What is required – Below are the records; count the lines in which "dashboard" occurs and report only that number.

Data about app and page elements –
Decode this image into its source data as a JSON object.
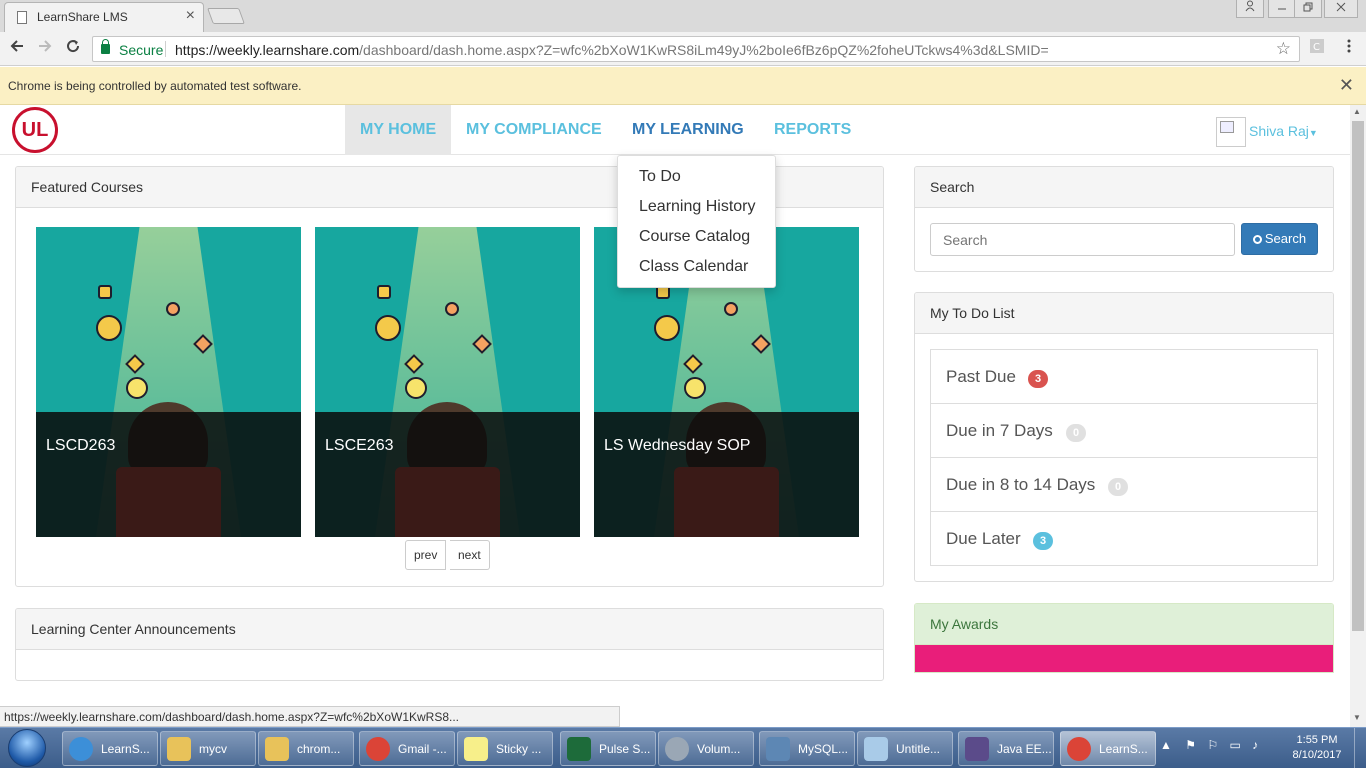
{
  "browser": {
    "tab_title": "LearnShare LMS",
    "tab_close": "×",
    "secure_label": "Secure",
    "url_host": "https://weekly.learnshare.com",
    "url_path": "/dashboard/dash.home.aspx?Z=wfc%2bXoW1KwRS8iLm49yJ%2boIe6fBz6pQZ%2foheUTckws4%3d&LSMID=",
    "infobar_message": "Chrome is being controlled by automated test software.",
    "status_url": "https://weekly.learnshare.com/dashboard/dash.home.aspx?Z=wfc%2bXoW1KwRS8..."
  },
  "app": {
    "logo_text": "UL",
    "nav": [
      {
        "label": "MY HOME"
      },
      {
        "label": "MY COMPLIANCE"
      },
      {
        "label": "MY LEARNING"
      },
      {
        "label": "REPORTS"
      }
    ],
    "user_name": "Shiva Raj",
    "learning_menu": [
      "To Do",
      "Learning History",
      "Course Catalog",
      "Class Calendar"
    ]
  },
  "featured": {
    "heading": "Featured Courses",
    "courses": [
      {
        "title": "LSCD263"
      },
      {
        "title": "LSCE263"
      },
      {
        "title": "LS Wednesday SOP"
      }
    ],
    "prev_label": "prev",
    "next_label": "next"
  },
  "announcements": {
    "heading": "Learning Center Announcements"
  },
  "search": {
    "heading": "Search",
    "placeholder": "Search",
    "button_label": "Search"
  },
  "todo": {
    "heading": "My To Do List",
    "items": [
      {
        "label": "Past Due",
        "count": "3",
        "color": "#d9534f"
      },
      {
        "label": "Due in 7 Days",
        "count": "0",
        "color": "#e0e0e0"
      },
      {
        "label": "Due in 8 to 14 Days",
        "count": "0",
        "color": "#e0e0e0"
      },
      {
        "label": "Due Later",
        "count": "3",
        "color": "#5bc0de"
      }
    ]
  },
  "awards": {
    "heading": "My Awards",
    "bar_color": "#e91e7a"
  },
  "taskbar": {
    "items": [
      {
        "label": "LearnS...",
        "icon": "ie-icon"
      },
      {
        "label": "mycv",
        "icon": "folder-icon"
      },
      {
        "label": "chrom...",
        "icon": "folder-icon"
      },
      {
        "label": "Gmail -...",
        "icon": "chrome-icon"
      },
      {
        "label": "Sticky ...",
        "icon": "sticky-notes-icon"
      },
      {
        "label": "Pulse S...",
        "icon": "pulse-icon"
      },
      {
        "label": "Volum...",
        "icon": "speaker-icon"
      },
      {
        "label": "MySQL...",
        "icon": "mysql-workbench-icon"
      },
      {
        "label": "Untitle...",
        "icon": "notepad-icon"
      },
      {
        "label": "Java EE...",
        "icon": "eclipse-icon"
      },
      {
        "label": "LearnS...",
        "icon": "chrome-icon"
      }
    ],
    "time": "1:55 PM",
    "date": "8/10/2017"
  }
}
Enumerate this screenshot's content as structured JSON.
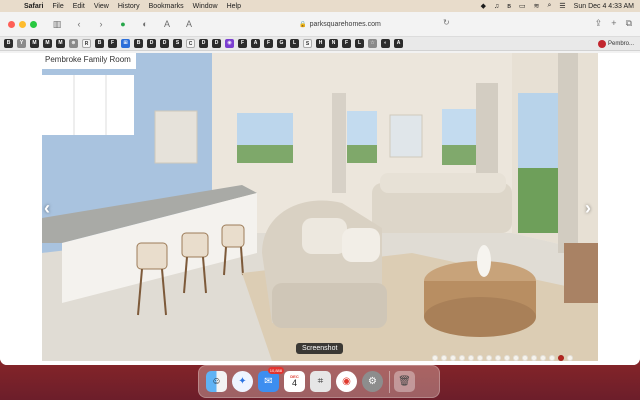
{
  "menubar": {
    "app_name": "Safari",
    "menus": [
      "File",
      "Edit",
      "View",
      "History",
      "Bookmarks",
      "Window",
      "Help"
    ],
    "clock": "Sun Dec 4  4:33 AM",
    "status_icons": [
      "dropbox-icon",
      "music-icon",
      "bluetooth-icon",
      "battery-icon",
      "wifi-icon",
      "search-icon",
      "control-center-icon"
    ]
  },
  "toolbar": {
    "url": "parksquarehomes.com"
  },
  "favorites": {
    "letters": [
      "B",
      "Y",
      "M",
      "M",
      "M",
      "⊕",
      "R",
      "B",
      "F",
      "⊞",
      "B",
      "D",
      "D",
      "S",
      "C",
      "D",
      "D",
      "◉",
      "F",
      "A",
      "F",
      "G",
      "L",
      "S",
      "H",
      "N",
      "F",
      "L",
      "☆",
      "◐",
      "A"
    ],
    "open_tab_label": "Pembro..."
  },
  "page": {
    "slide_label": "Pembroke Family Room",
    "dots_total": 16,
    "active_dot": 14,
    "tooltip": "Screenshot"
  },
  "dock": {
    "calendar_month": "DEC",
    "calendar_day": "4",
    "mail_badge": "10,888",
    "apps": [
      "Finder",
      "Safari",
      "Mail",
      "Calendar",
      "Screenshot",
      "Chrome",
      "System Preferences",
      "Trash"
    ]
  },
  "colors": {
    "accent_red": "#b3241f",
    "wall_blue": "#a8c4e0"
  }
}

Exercise result – 2